[What you are asked to do]
In the records below, find each line that holds "funnels" and return it.

Web page and app entries:
>>>>>

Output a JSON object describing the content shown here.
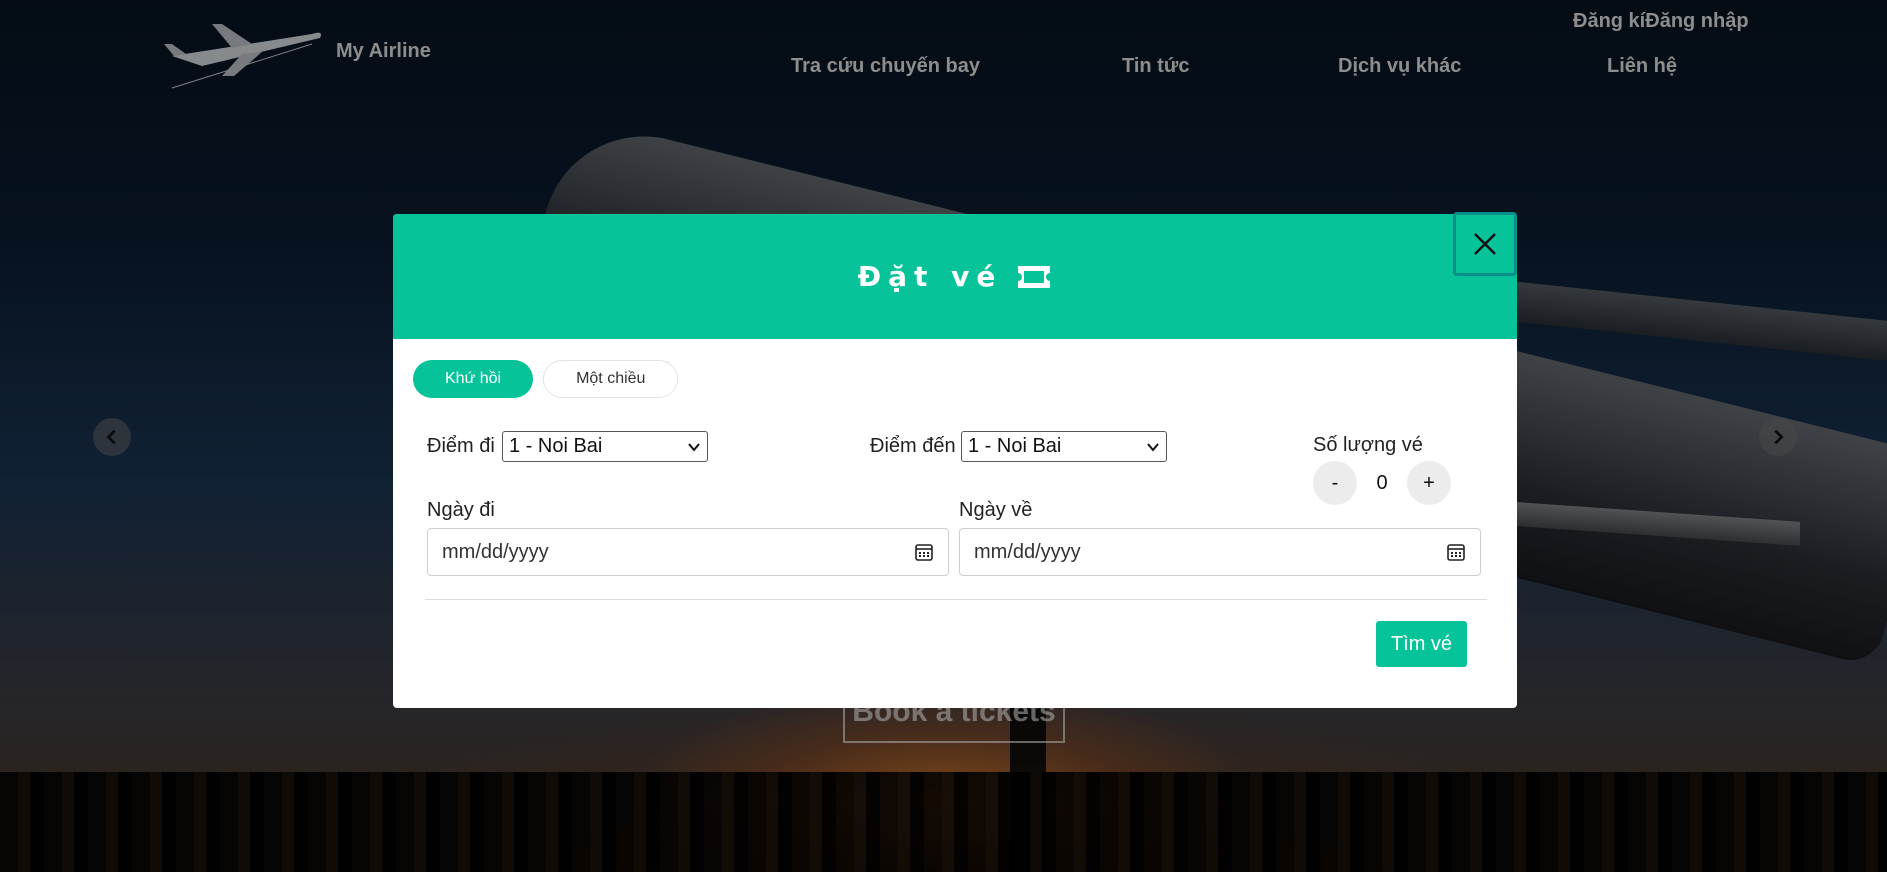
{
  "header": {
    "brand": "My Airline",
    "auth_register": "Đăng kí",
    "auth_login": "Đăng nhập",
    "nav": [
      "Tra cứu chuyến bay",
      "Tin tức",
      "Dịch vụ khác",
      "Liên hệ"
    ]
  },
  "hero": {
    "cta_label": "Book a tickets"
  },
  "modal": {
    "title": "Đặt vé",
    "title_icon": "ticket-icon",
    "close_icon": "close-icon",
    "trip_types": {
      "round_trip": "Khứ hồi",
      "one_way": "Một chiều",
      "selected": "Khứ hồi"
    },
    "from": {
      "label": "Điểm đi",
      "value": "1 - Noi Bai"
    },
    "to": {
      "label": "Điểm đến",
      "value": "1 - Noi Bai"
    },
    "quantity": {
      "label": "Số lượng vé",
      "minus": "-",
      "value": "0",
      "plus": "+"
    },
    "depart_date": {
      "label": "Ngày đi",
      "placeholder": "mm/dd/yyyy"
    },
    "return_date": {
      "label": "Ngày về",
      "placeholder": "mm/dd/yyyy"
    },
    "search_button": "Tìm vé"
  },
  "colors": {
    "accent": "#06c39a",
    "close_border": "#0a8f8a"
  }
}
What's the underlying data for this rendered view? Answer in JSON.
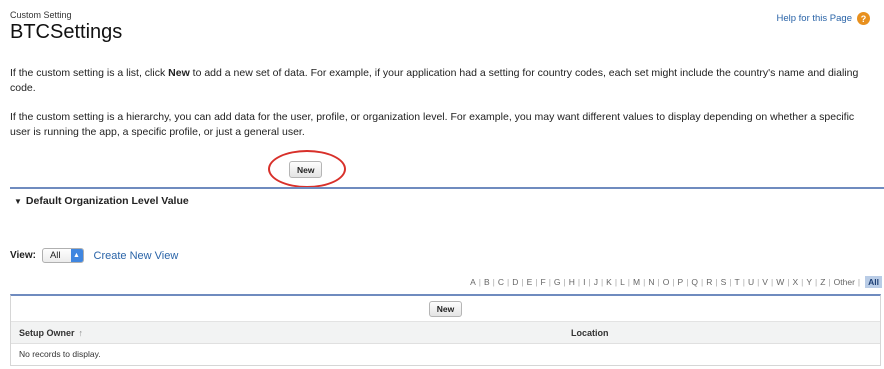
{
  "header": {
    "supertitle": "Custom Setting",
    "title": "BTCSettings",
    "help_link": "Help for this Page",
    "help_icon_glyph": "?"
  },
  "intro": {
    "p1_before": "If the custom setting is a list, click ",
    "p1_bold": "New",
    "p1_after": " to add a new set of data. For example, if your application had a setting for country codes, each set might include the country's name and dialing code.",
    "p2": "If the custom setting is a hierarchy, you can add data for the user, profile, or organization level. For example, you may want different values to display depending on whether a specific user is running the app, a specific profile, or just a general user."
  },
  "top_button": {
    "label": "New"
  },
  "section": {
    "toggle_glyph": "▼",
    "title": "Default Organization Level Value"
  },
  "view": {
    "label": "View:",
    "selected": "All",
    "create_link": "Create New View"
  },
  "alpha": {
    "letters": [
      "A",
      "B",
      "C",
      "D",
      "E",
      "F",
      "G",
      "H",
      "I",
      "J",
      "K",
      "L",
      "M",
      "N",
      "O",
      "P",
      "Q",
      "R",
      "S",
      "T",
      "U",
      "V",
      "W",
      "X",
      "Y",
      "Z",
      "Other"
    ],
    "all_label": "All"
  },
  "table": {
    "new_label": "New",
    "columns": [
      "Setup Owner",
      "Location"
    ],
    "sort_glyph": "↑",
    "empty_text": "No records to display."
  },
  "colors": {
    "link": "#2a64a8",
    "highlight_circle": "#d8302a",
    "divider": "#6f8bbf",
    "help_icon": "#e8901e"
  },
  "icons": {
    "help": "help-icon",
    "toggle": "triangle-down-icon",
    "select_arrow": "select-arrows-icon",
    "sort": "sort-ascending-icon"
  }
}
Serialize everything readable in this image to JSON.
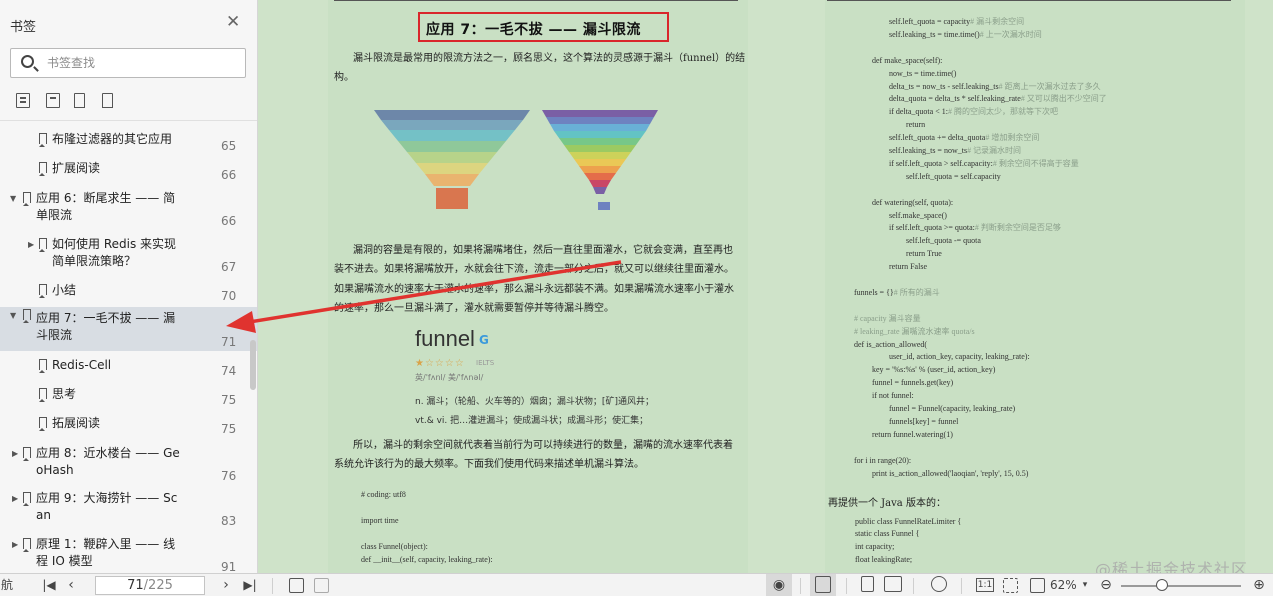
{
  "sidebar": {
    "title": "书签",
    "search_placeholder": "书签查找",
    "bookmarks": [
      {
        "label": "布隆过滤器的其它应用",
        "page": "65",
        "arrow": ""
      },
      {
        "label": "扩展阅读",
        "page": "66",
        "arrow": ""
      },
      {
        "label": "应用 6：断尾求生 —— 简单限流",
        "label1": "应用 6：断尾求生 —— 简",
        "label2": "单限流",
        "page": "66",
        "arrow": "▼"
      },
      {
        "label": "如何使用 Redis 来实现简单限流策略？",
        "label1": "如何使用 Redis 来实现",
        "label2": "简单限流策略？",
        "page": "67",
        "arrow": "▶"
      },
      {
        "label": "小结",
        "page": "70",
        "arrow": ""
      },
      {
        "label": "应用 7：一毛不拔 —— 漏斗限流",
        "label1": "应用 7：一毛不拔 —— 漏",
        "label2": "斗限流",
        "page": "71",
        "arrow": "▼"
      },
      {
        "label": "Redis-Cell",
        "page": "74",
        "arrow": ""
      },
      {
        "label": "思考",
        "page": "75",
        "arrow": ""
      },
      {
        "label": "拓展阅读",
        "page": "75",
        "arrow": ""
      },
      {
        "label": "应用 8：近水楼台 —— GeoHash",
        "label1": "应用 8：近水楼台 —— Ge",
        "label2": "oHash",
        "page": "76",
        "arrow": "▶"
      },
      {
        "label": "应用 9：大海捞针 —— Scan",
        "label1": "应用 9：大海捞针 —— Sc",
        "label2": "an",
        "page": "83",
        "arrow": "▶"
      },
      {
        "label": "原理 1：鞭辟入里 —— 线程 IO 模型",
        "label1": "原理 1：鞭辟入里 —— 线",
        "label2": "程 IO 模型",
        "page": "91",
        "arrow": "▶"
      }
    ]
  },
  "document": {
    "title": "应用 7：一毛不拔 —— 漏斗限流",
    "intro": "漏斗限流是最常用的限流方法之一，顾名思义，这个算法的灵感源于漏斗（funnel）的结构。",
    "intro1": "漏斗限流是最常用的限流方法之一，顾名思义，这个算法的灵感源于漏斗（funnel）的结",
    "intro2": "构。",
    "para2_lines": [
      "漏洞的容量是有限的，如果将漏嘴堵住，然后一直往里面灌水，它就会变满，直至再也",
      "装不进去。如果将漏嘴放开，水就会往下流，流走一部分之后，就又可以继续往里面灌水。",
      "如果漏嘴流水的速率大于灌水的速率，那么漏斗永远都装不满。如果漏嘴流水速率小于灌水",
      "的速率，那么一旦漏斗满了，灌水就需要暂停并等待漏斗腾空。"
    ],
    "dict": {
      "word": "funnel",
      "level": "IELTS",
      "phonetic": "英/'fʌnl/  美/'fʌnəl/",
      "def1": "n. 漏斗；（轮船、火车等的）烟囱；漏斗状物；[矿]通风井；",
      "def2": "vt.& vi. 把…灌进漏斗；使成漏斗状；成漏斗形；使汇集；"
    },
    "para3_lines": [
      "所以，漏斗的剩余空间就代表着当前行为可以持续进行的数量，漏嘴的流水速率代表着",
      "系统允许该行为的最大频率。下面我们使用代码来描述单机漏斗算法。"
    ],
    "code_left": [
      "# coding: utf8",
      "",
      "import time",
      "",
      "class Funnel(object):",
      "    def __init__(self, capacity, leaking_rate):"
    ],
    "code_right": [
      {
        "code": "        self.left_quota = capacity",
        "comment": "  # 漏斗剩余空间"
      },
      {
        "code": "        self.leaking_ts = time.time()",
        "comment": "  # 上一次漏水时间"
      },
      {
        "code": "",
        "comment": ""
      },
      {
        "code": "    def make_space(self):",
        "comment": ""
      },
      {
        "code": "        now_ts = time.time()",
        "comment": ""
      },
      {
        "code": "        delta_ts = now_ts - self.leaking_ts",
        "comment": "  # 距离上一次漏水过去了多久"
      },
      {
        "code": "        delta_quota = delta_ts * self.leaking_rate",
        "comment": "  # 又可以腾出不少空间了"
      },
      {
        "code": "        if delta_quota < 1:",
        "comment": "  # 腾的空间太少，那就等下次吧"
      },
      {
        "code": "            return",
        "comment": ""
      },
      {
        "code": "        self.left_quota += delta_quota",
        "comment": "  # 增加剩余空间"
      },
      {
        "code": "        self.leaking_ts = now_ts",
        "comment": "  # 记录漏水时间"
      },
      {
        "code": "        if self.left_quota > self.capacity:",
        "comment": "  # 剩余空间不得高于容量"
      },
      {
        "code": "            self.left_quota = self.capacity",
        "comment": ""
      },
      {
        "code": "",
        "comment": ""
      },
      {
        "code": "    def watering(self, quota):",
        "comment": ""
      },
      {
        "code": "        self.make_space()",
        "comment": ""
      },
      {
        "code": "        if self.left_quota >= quota:",
        "comment": "  # 判断剩余空间是否足够"
      },
      {
        "code": "            self.left_quota -= quota",
        "comment": ""
      },
      {
        "code": "            return True",
        "comment": ""
      },
      {
        "code": "        return False",
        "comment": ""
      },
      {
        "code": "",
        "comment": ""
      },
      {
        "code": "funnels = {}",
        "comment": "  # 所有的漏斗"
      },
      {
        "code": "",
        "comment": ""
      },
      {
        "code": "",
        "comment": "# capacity 漏斗容量"
      },
      {
        "code": "",
        "comment": "# leaking_rate 漏嘴流水速率 quota/s"
      },
      {
        "code": "def is_action_allowed(",
        "comment": ""
      },
      {
        "code": "        user_id, action_key, capacity, leaking_rate):",
        "comment": ""
      },
      {
        "code": "    key = '%s:%s' % (user_id, action_key)",
        "comment": ""
      },
      {
        "code": "    funnel = funnels.get(key)",
        "comment": ""
      },
      {
        "code": "    if not funnel:",
        "comment": ""
      },
      {
        "code": "        funnel = Funnel(capacity, leaking_rate)",
        "comment": ""
      },
      {
        "code": "        funnels[key] = funnel",
        "comment": ""
      },
      {
        "code": "    return funnel.watering(1)",
        "comment": ""
      },
      {
        "code": "",
        "comment": ""
      },
      {
        "code": "for i in range(20):",
        "comment": ""
      },
      {
        "code": "    print is_action_allowed('laoqian', 'reply', 15, 0.5)",
        "comment": ""
      }
    ],
    "java_intro": "再提供一个 Java 版本的：",
    "java_code": [
      "public class FunnelRateLimiter {",
      "    static class Funnel {",
      "        int capacity;",
      "        float leakingRate;"
    ]
  },
  "bottombar": {
    "nav_label": "航",
    "page_current": "71",
    "page_total": "/225",
    "zoom": "62%",
    "watermark": "@稀土掘金技术社区"
  },
  "colors": {
    "page_bg": "#c9e0c4",
    "title_border": "#d9262b",
    "arrow": "#e0332f",
    "selected_bookmark": "#d8dde3"
  }
}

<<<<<

[Answer box]
        "code": "funnels = {}",
        "code": "    funnel = funnels.get(key)",
        "code": "        funnels[key] = funnel",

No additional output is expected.